Important notice to all personnel undertaking Co-Responding duties
This is in reply to any potential industrial action that might take place in the NHS.
We have been made aware that another union has called for their members to:
‘…not carry out any instruction from their Fire and Rescue Service to carry out co-responding duties.’
The union then goes on to claim that FRS are:
‘…potentially leaving FRS and personnel and Fire and Rescue Authorities liable in the event of legal action by a patient or their dependents should they believe that the actions of the Fire and Rescue Service was causal or contributory to a poor recovery by the patient or worse.’
Our position on the matter of our members undertaking Co-Responding duties is very different.
The basic position in respect of vicarious liability is as follows:
- Where the relationship of employer and employee exists, the employer is liable for the negligent actions of the employee so long as they are committed in the course of employee’s employment.
- All those undertaking Co-Responder duties are employees of the relative Fire and Rescue Services; vicarious liability will not apply if the task being undertaken is an unjustified service given in a context quite different from the usually understood terms of employment.

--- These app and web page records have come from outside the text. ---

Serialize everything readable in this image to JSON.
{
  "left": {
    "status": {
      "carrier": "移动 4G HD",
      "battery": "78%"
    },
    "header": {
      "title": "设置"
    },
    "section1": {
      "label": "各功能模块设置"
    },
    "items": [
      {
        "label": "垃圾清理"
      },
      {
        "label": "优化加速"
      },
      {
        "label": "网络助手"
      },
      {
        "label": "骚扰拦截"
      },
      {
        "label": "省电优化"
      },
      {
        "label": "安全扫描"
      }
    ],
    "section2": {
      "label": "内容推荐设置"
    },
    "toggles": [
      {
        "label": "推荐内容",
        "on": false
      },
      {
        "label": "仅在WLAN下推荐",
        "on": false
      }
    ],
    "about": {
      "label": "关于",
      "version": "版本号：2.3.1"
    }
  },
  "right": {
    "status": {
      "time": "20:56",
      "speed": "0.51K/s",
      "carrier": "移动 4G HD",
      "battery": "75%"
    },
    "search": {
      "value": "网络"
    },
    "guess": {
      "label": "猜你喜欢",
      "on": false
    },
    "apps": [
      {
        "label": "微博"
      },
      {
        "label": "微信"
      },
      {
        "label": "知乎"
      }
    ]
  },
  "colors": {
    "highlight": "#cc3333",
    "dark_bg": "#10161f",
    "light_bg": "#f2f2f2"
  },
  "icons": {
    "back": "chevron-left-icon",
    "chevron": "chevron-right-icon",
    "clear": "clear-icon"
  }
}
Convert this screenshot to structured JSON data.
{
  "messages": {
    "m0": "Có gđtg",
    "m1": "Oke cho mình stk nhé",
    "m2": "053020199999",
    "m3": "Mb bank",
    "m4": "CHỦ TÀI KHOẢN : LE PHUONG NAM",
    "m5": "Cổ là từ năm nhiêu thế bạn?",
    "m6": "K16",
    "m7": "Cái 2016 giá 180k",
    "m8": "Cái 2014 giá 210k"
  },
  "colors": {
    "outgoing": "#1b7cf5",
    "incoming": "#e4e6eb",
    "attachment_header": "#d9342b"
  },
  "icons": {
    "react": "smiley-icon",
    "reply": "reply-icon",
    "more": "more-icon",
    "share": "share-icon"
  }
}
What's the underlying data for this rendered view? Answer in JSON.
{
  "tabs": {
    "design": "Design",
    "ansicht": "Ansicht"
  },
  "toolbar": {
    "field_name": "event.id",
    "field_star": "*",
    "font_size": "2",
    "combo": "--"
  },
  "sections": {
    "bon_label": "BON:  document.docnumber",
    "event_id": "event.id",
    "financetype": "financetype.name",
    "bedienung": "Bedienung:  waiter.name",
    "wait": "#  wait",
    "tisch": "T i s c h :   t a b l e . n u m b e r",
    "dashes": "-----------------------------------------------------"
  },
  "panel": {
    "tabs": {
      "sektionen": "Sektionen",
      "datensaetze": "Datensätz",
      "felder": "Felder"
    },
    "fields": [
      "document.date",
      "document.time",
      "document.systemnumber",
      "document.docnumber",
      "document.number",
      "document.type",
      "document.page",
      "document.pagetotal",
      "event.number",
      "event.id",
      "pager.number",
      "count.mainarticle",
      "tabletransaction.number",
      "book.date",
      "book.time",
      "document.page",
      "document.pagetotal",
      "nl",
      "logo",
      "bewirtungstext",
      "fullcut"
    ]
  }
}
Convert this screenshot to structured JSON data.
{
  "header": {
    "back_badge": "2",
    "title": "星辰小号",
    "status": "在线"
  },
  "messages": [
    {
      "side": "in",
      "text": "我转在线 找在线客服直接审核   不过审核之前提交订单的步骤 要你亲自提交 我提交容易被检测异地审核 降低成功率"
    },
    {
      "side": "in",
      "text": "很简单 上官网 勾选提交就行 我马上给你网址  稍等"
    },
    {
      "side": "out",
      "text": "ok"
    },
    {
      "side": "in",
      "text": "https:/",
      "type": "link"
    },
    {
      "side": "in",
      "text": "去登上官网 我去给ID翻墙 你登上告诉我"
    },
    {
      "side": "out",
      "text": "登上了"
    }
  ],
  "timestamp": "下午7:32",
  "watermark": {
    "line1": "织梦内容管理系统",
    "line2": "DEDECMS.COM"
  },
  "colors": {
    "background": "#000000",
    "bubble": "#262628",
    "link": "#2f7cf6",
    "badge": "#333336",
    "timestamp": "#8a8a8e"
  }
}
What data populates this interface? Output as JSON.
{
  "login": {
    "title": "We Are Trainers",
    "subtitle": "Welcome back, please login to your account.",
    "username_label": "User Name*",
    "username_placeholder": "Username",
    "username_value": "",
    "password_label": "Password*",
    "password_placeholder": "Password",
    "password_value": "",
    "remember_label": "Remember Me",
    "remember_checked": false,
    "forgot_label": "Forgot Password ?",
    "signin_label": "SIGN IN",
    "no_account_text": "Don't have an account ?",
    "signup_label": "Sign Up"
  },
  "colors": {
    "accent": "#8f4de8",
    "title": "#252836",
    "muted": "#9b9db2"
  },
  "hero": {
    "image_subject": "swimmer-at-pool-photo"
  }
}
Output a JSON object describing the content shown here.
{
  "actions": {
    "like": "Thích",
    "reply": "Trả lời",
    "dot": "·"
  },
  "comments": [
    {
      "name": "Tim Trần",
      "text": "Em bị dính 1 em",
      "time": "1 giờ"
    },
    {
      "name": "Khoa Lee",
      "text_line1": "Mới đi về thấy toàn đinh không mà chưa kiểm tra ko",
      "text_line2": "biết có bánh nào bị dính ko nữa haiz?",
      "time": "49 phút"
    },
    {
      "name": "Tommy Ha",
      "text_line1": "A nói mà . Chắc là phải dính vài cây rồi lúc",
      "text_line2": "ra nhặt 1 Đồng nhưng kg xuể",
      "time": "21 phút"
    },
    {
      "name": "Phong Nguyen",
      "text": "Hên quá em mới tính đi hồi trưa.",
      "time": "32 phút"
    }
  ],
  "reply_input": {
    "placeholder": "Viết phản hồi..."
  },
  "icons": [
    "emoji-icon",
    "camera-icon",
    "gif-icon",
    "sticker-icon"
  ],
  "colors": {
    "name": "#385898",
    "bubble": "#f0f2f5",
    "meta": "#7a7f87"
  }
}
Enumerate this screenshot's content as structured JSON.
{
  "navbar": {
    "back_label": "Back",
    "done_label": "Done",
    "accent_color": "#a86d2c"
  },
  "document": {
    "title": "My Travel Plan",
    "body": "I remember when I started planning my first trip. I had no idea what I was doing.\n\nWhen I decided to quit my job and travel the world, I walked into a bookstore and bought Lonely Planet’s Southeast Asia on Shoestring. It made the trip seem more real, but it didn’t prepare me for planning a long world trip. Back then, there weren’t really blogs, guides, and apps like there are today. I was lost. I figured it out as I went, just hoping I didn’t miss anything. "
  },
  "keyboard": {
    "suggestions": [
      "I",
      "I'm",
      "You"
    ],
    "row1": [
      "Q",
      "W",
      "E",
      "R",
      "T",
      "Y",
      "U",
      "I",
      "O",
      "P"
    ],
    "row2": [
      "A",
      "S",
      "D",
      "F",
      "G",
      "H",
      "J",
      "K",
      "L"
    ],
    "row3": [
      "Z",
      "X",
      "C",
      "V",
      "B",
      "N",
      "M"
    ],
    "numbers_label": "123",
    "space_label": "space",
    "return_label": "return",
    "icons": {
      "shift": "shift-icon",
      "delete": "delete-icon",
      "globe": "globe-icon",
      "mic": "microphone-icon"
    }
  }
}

- An employer will not be vicariously liable for the actions if his/her employee steps completely outside the terms of his/her contract of employment. Whilst those undertaking Co-Responding are not contractually obliged to do so (they can withdraw from this activity at any time) the law regarding vicarious liability is, however, quite wide in attributing employees’ acts to the employer. One exception may be if an RFU member expressly and deliberately attempts a course of action which s/he has been prohibited from doing by the FRS. The rules under which co-responder duties are implicit with the training received.
- It would be fairly unusual to name an individual employee in respect of any proceedings brought about as a result of their negligence unless there was some doubt as to whether or not the employer was vicariously liable.
- Members should therefore not be under any misapprehension that undertaking Co-Responder duties in any way places them at risk provided they follow their own employing service’s operating procedures.
If you are a member of the RFU you are guaranteed representation and protection whilst undertaking Co-Responding duties. The RFU has championed Co-Responding schemes in the Fire Service for almost 20 years and we are fully aware that our members wish to perform this role as it has proven to save hundreds of lives over recent years.
If you are not a member of the RFU but Co-Respond, you could be faced with a difficult decision.
Our view is that as an organisation, we exist to help our members support their communities in the safest way they can, we are not here to put barriers in the way of saving and protecting the lives of the public.
The simple answer is to join the RFU, be assured of protection and continue to fulfil your role as both a firefighter and co-responder.